- Extended Support Groups: Al-Anon (alanon.org), a support group for families of addicts, offerings meetings in which loved ones can find assistance in their journey loving an addict.
Relapse will be a temptation for many drug and alcohol abusers. During treatment, the possibility of relapse will be openly discussed and addressed. The ability to remain sober despite relapse temptations is closely related to coping skills learned during treatment. Ongoing therapy offers the best recovery course for former alcohol abusers, especially when combined with support groups, as finding the support from others who understand the difficulties and rewards associated with recovery is integral to continued abstinence for many.

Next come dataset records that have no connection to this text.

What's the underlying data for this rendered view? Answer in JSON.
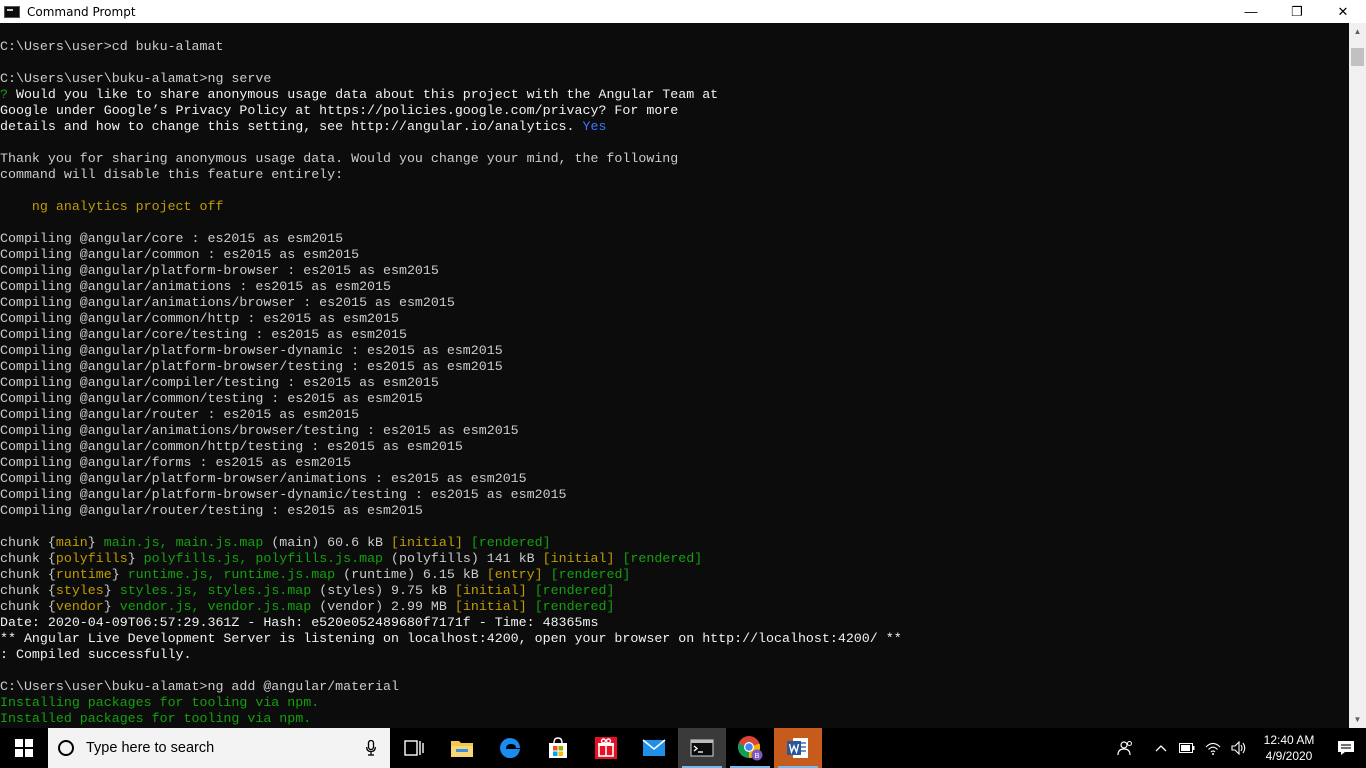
{
  "window": {
    "title": "Command Prompt",
    "minimize_glyph": "—",
    "maximize_glyph": "❐",
    "close_glyph": "✕"
  },
  "console": {
    "lines": [
      [],
      [
        {
          "t": "C:\\Users\\user>cd buku-alamat",
          "c": "default"
        }
      ],
      [],
      [
        {
          "t": "C:\\Users\\user\\buku-alamat>ng serve",
          "c": "default"
        }
      ],
      [
        {
          "t": "?",
          "c": "green"
        },
        {
          "t": " Would you like to share anonymous usage data about this project with the Angular Team at",
          "c": "white"
        }
      ],
      [
        {
          "t": "Google under Google’s Privacy Policy at https://policies.google.com/privacy? For more",
          "c": "white"
        }
      ],
      [
        {
          "t": "details and how to change this setting, see http://angular.io/analytics. ",
          "c": "white"
        },
        {
          "t": "Yes",
          "c": "blue"
        }
      ],
      [],
      [
        {
          "t": "Thank you for sharing anonymous usage data. Would you change your mind, the following",
          "c": "default"
        }
      ],
      [
        {
          "t": "command will disable this feature entirely:",
          "c": "default"
        }
      ],
      [],
      [
        {
          "t": "    ng analytics project off",
          "c": "yellow"
        }
      ],
      [],
      [
        {
          "t": "Compiling @angular/core : es2015 as esm2015",
          "c": "default"
        }
      ],
      [
        {
          "t": "Compiling @angular/common : es2015 as esm2015",
          "c": "default"
        }
      ],
      [
        {
          "t": "Compiling @angular/platform-browser : es2015 as esm2015",
          "c": "default"
        }
      ],
      [
        {
          "t": "Compiling @angular/animations : es2015 as esm2015",
          "c": "default"
        }
      ],
      [
        {
          "t": "Compiling @angular/animations/browser : es2015 as esm2015",
          "c": "default"
        }
      ],
      [
        {
          "t": "Compiling @angular/common/http : es2015 as esm2015",
          "c": "default"
        }
      ],
      [
        {
          "t": "Compiling @angular/core/testing : es2015 as esm2015",
          "c": "default"
        }
      ],
      [
        {
          "t": "Compiling @angular/platform-browser-dynamic : es2015 as esm2015",
          "c": "default"
        }
      ],
      [
        {
          "t": "Compiling @angular/platform-browser/testing : es2015 as esm2015",
          "c": "default"
        }
      ],
      [
        {
          "t": "Compiling @angular/compiler/testing : es2015 as esm2015",
          "c": "default"
        }
      ],
      [
        {
          "t": "Compiling @angular/common/testing : es2015 as esm2015",
          "c": "default"
        }
      ],
      [
        {
          "t": "Compiling @angular/router : es2015 as esm2015",
          "c": "default"
        }
      ],
      [
        {
          "t": "Compiling @angular/animations/browser/testing : es2015 as esm2015",
          "c": "default"
        }
      ],
      [
        {
          "t": "Compiling @angular/common/http/testing : es2015 as esm2015",
          "c": "default"
        }
      ],
      [
        {
          "t": "Compiling @angular/forms : es2015 as esm2015",
          "c": "default"
        }
      ],
      [
        {
          "t": "Compiling @angular/platform-browser/animations : es2015 as esm2015",
          "c": "default"
        }
      ],
      [
        {
          "t": "Compiling @angular/platform-browser-dynamic/testing : es2015 as esm2015",
          "c": "default"
        }
      ],
      [
        {
          "t": "Compiling @angular/router/testing : es2015 as esm2015",
          "c": "default"
        }
      ],
      [],
      [
        {
          "t": "chunk {",
          "c": "default"
        },
        {
          "t": "main",
          "c": "yellow"
        },
        {
          "t": "} ",
          "c": "default"
        },
        {
          "t": "main.js, main.js.map",
          "c": "green"
        },
        {
          "t": " (main) 60.6 kB ",
          "c": "default"
        },
        {
          "t": "[initial]",
          "c": "yellow"
        },
        {
          "t": " ",
          "c": "default"
        },
        {
          "t": "[rendered]",
          "c": "green"
        }
      ],
      [
        {
          "t": "chunk {",
          "c": "default"
        },
        {
          "t": "polyfills",
          "c": "yellow"
        },
        {
          "t": "} ",
          "c": "default"
        },
        {
          "t": "polyfills.js, polyfills.js.map",
          "c": "green"
        },
        {
          "t": " (polyfills) 141 kB ",
          "c": "default"
        },
        {
          "t": "[initial]",
          "c": "yellow"
        },
        {
          "t": " ",
          "c": "default"
        },
        {
          "t": "[rendered]",
          "c": "green"
        }
      ],
      [
        {
          "t": "chunk {",
          "c": "default"
        },
        {
          "t": "runtime",
          "c": "yellow"
        },
        {
          "t": "} ",
          "c": "default"
        },
        {
          "t": "runtime.js, runtime.js.map",
          "c": "green"
        },
        {
          "t": " (runtime) 6.15 kB ",
          "c": "default"
        },
        {
          "t": "[entry]",
          "c": "yellow"
        },
        {
          "t": " ",
          "c": "default"
        },
        {
          "t": "[rendered]",
          "c": "green"
        }
      ],
      [
        {
          "t": "chunk {",
          "c": "default"
        },
        {
          "t": "styles",
          "c": "yellow"
        },
        {
          "t": "} ",
          "c": "default"
        },
        {
          "t": "styles.js, styles.js.map",
          "c": "green"
        },
        {
          "t": " (styles) 9.75 kB ",
          "c": "default"
        },
        {
          "t": "[initial]",
          "c": "yellow"
        },
        {
          "t": " ",
          "c": "default"
        },
        {
          "t": "[rendered]",
          "c": "green"
        }
      ],
      [
        {
          "t": "chunk {",
          "c": "default"
        },
        {
          "t": "vendor",
          "c": "yellow"
        },
        {
          "t": "} ",
          "c": "default"
        },
        {
          "t": "vendor.js, vendor.js.map",
          "c": "green"
        },
        {
          "t": " (vendor) 2.99 MB ",
          "c": "default"
        },
        {
          "t": "[initial]",
          "c": "yellow"
        },
        {
          "t": " ",
          "c": "default"
        },
        {
          "t": "[rendered]",
          "c": "green"
        }
      ],
      [
        {
          "t": "Date: 2020-04-09T06:57:29.361Z - Hash: e520e052489680f7171f - Time: 48365ms",
          "c": "white"
        }
      ],
      [
        {
          "t": "** Angular Live Development Server is listening on localhost:4200, open your browser on http://localhost:4200/ **",
          "c": "white"
        }
      ],
      [
        {
          "t": ": Compiled successfully.",
          "c": "white"
        }
      ],
      [],
      [
        {
          "t": "C:\\Users\\user\\buku-alamat>ng add @angular/material",
          "c": "default"
        }
      ],
      [
        {
          "t": "Installing packages for tooling via npm.",
          "c": "green"
        }
      ],
      [
        {
          "t": "Installed packages for tooling via npm.",
          "c": "green"
        }
      ]
    ]
  },
  "scrollbar": {
    "up_glyph": "▲",
    "down_glyph": "▼"
  },
  "taskbar": {
    "search_placeholder": "Type here to search",
    "apps": [
      {
        "name": "task-view-icon",
        "state": ""
      },
      {
        "name": "file-explorer-icon",
        "state": ""
      },
      {
        "name": "edge-icon",
        "state": ""
      },
      {
        "name": "store-icon",
        "state": ""
      },
      {
        "name": "gift-app-icon",
        "state": ""
      },
      {
        "name": "mail-icon",
        "state": ""
      },
      {
        "name": "command-prompt-taskbar-icon",
        "state": "active"
      },
      {
        "name": "chrome-icon",
        "state": "open"
      },
      {
        "name": "word-icon",
        "state": "open"
      }
    ],
    "clock_time": "12:40 AM",
    "clock_date": "4/9/2020",
    "chrome_badge": "B"
  },
  "colors": {
    "console_bg": "#0c0c0c",
    "console_text": "#cccccc",
    "green": "#13a10e",
    "yellow": "#c19c00",
    "blue": "#3b78ff",
    "taskbar_bg": "#000000"
  }
}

- Alcohol abuse. Retrieved from http://www.health.harvard.edu/addiction/alcohol-abuse
- Mixing alcohol with medications. Retrieved from http://pubs.niaaa.nih.gov/publications/Medicine/medicine.htm
- Alcohol withdrawal. (Revised 8 February, 2015). Retrieved from https://www.nlm.nih.gov/medlineplus/ency/article/000764.htm
- Myrick, H. M.D., and Anton, R. F., M.D. (1998). Treatment of Alcohol Withdrawal. Alcohol Health & Research World, Vol. 22, (Issue 1). Retrieved from http://pubs.niaaa.nih.gov/publications/arh22-1/38-43.pdf
- National Institute on Alcohol Abuse and Alcoholism. (2004). Alcohol Alert. Available at: http://pubs.niaaa.nih.gov/publications/aa63/aa63.htm
- Centers for Disease Control and Prevention. Alcohol use and health. Available at: http://www.cdc.gov/alcohol/fact-sheets/alcohol-use.htm
- Windle, M. (1994). Substance use, risky behaviors, and victimization among a US national adolescent sample. Addiction, 89. 175-182.
- Alcohol's Effects on the Body. Retrieved from: http://www.niaaa.nih.gov/alcohol-health/alcohols-effects-body
- The Impact of Alcohol on Your Body. Retrieved from: http://boonecounty.in.gov/Default.aspx?tabid=98
- Beyond Hangovers: Effects on the Brain. Retrieved from: http://pubs.niaaa.nih.gov/publications/Hangovers/beyondHangovers.htm
- Swift, R.M., & Davidson, D. (1998). Alcohol Hangover. Alcohol Health and Research World, Vol 22, (Issue 1). Retrieved from: http://pubs.niaaa.nih.gov/publications/arh22-1/54-60.pdf
- Alaska Substance Abuse Prevention and Treatment System Effectiveness Study. (April 2003). Institute for Circumpolar Studies, University of Alaska Anchorage. Available at: https://www.uaa.alaska.edu/instituteforcircumpolarhealthstudies/research/archives/alcoholsubstances/alc-sub_aksap2_2003.pdf